I want you to be quite certain, brothers, of this mystery, to save you from congratulating yourselves on your own good sense: part of Israel had its mind hardened, but only until the gentiles have wholly come in;

and this is how all Israel will be saved. As scripture says: From Zion will come the Redeemer, he will remove godlessness from Jacob.

And this will be my covenant with them, when I take their sins away.

As regards the gospel, they are enemies, but for your sake; but as regards those who are God's choice, they are still well loved for the sake of their ancestors.

There is no change of mind on God's part about the gifts he has made or of his choice.


Alleluia, alleluia, alleluia

If you believe, you will see the glory of God,
thus says the Lord.

Alleluia, alleluia, alleluia

In his third reflection on the significance of Israel in the history of salvation, Paul tries to grasp what God’s plan for his people might be. Even though he had claimed that the true Israel was just the small remnant that demonstrated its faith in God by accepting Jesus as the Messiah, Paul now faces the problem of those who have not made this decisive step. Is it possible to imagine that by choosing a people made up of Jews and Gentiles, God has rejected the historical Israel, abandoning it to its fate From the very beginning, Paul has strongly affirms that the Lord has not abandoned "his people." Their rejection of the proclamation of salvation is a mystery that causes him deep suffering. But even in the face of this refusal, which he cannot explain, the apostle is sure that this attitude is not permanent. Paul can see a mysterious relationship between the people of Israel and the new covenant; it is a bond that is full of mystery, but it certainly plays a role in the history of salvation. The new covenant is related to the first the way that a new graft is related to the old limb onto which it is placed. Nonetheless, the believers of the new covenant should not become proud; on the contrary, they are called to give thanks for being called to salvation. Paul closes with a hymn to the depth of divine wisdom that continues to direct the history of humanity. And he writes to the Romans: "I want you to understand this mystery: a hardening has come upon part of Israel, until the full number of the Gentiles has come in. And so all Israel will be saved." This is a prophetic vision of history that reveals a unique closeness between ancient Israel and those who believe in Christ.
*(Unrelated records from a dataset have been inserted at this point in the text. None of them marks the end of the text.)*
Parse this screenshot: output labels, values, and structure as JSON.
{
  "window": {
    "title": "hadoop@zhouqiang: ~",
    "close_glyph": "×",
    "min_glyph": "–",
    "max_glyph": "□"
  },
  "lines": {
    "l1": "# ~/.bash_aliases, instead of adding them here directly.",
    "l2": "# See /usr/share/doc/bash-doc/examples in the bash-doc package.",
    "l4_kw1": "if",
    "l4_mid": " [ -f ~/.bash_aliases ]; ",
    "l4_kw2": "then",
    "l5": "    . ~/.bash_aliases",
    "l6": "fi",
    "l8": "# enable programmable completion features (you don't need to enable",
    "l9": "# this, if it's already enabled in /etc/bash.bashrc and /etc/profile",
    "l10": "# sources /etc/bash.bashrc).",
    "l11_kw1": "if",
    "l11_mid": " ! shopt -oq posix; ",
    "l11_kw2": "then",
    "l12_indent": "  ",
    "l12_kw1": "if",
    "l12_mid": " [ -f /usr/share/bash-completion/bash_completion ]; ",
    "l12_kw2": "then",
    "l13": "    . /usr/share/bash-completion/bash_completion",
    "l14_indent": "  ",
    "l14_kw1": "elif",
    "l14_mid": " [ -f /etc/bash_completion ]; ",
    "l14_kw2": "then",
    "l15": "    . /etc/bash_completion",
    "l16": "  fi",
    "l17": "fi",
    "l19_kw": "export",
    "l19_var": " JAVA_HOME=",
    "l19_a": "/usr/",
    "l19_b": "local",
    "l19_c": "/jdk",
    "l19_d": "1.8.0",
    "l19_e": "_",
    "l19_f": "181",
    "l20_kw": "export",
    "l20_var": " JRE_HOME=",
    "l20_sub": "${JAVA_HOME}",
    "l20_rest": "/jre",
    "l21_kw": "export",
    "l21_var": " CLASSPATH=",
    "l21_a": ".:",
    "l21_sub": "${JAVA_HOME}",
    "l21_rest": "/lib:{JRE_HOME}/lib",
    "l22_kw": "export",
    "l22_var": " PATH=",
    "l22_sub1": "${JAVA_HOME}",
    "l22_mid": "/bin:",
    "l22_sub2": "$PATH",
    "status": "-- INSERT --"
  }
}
The latter are asked to recognize the presence of God in human history in every circumstance - Saint John XXIII would say, to recognize the "signs of the times" - and to take part in them in order to guide history towards God’s kingdom of love and peace.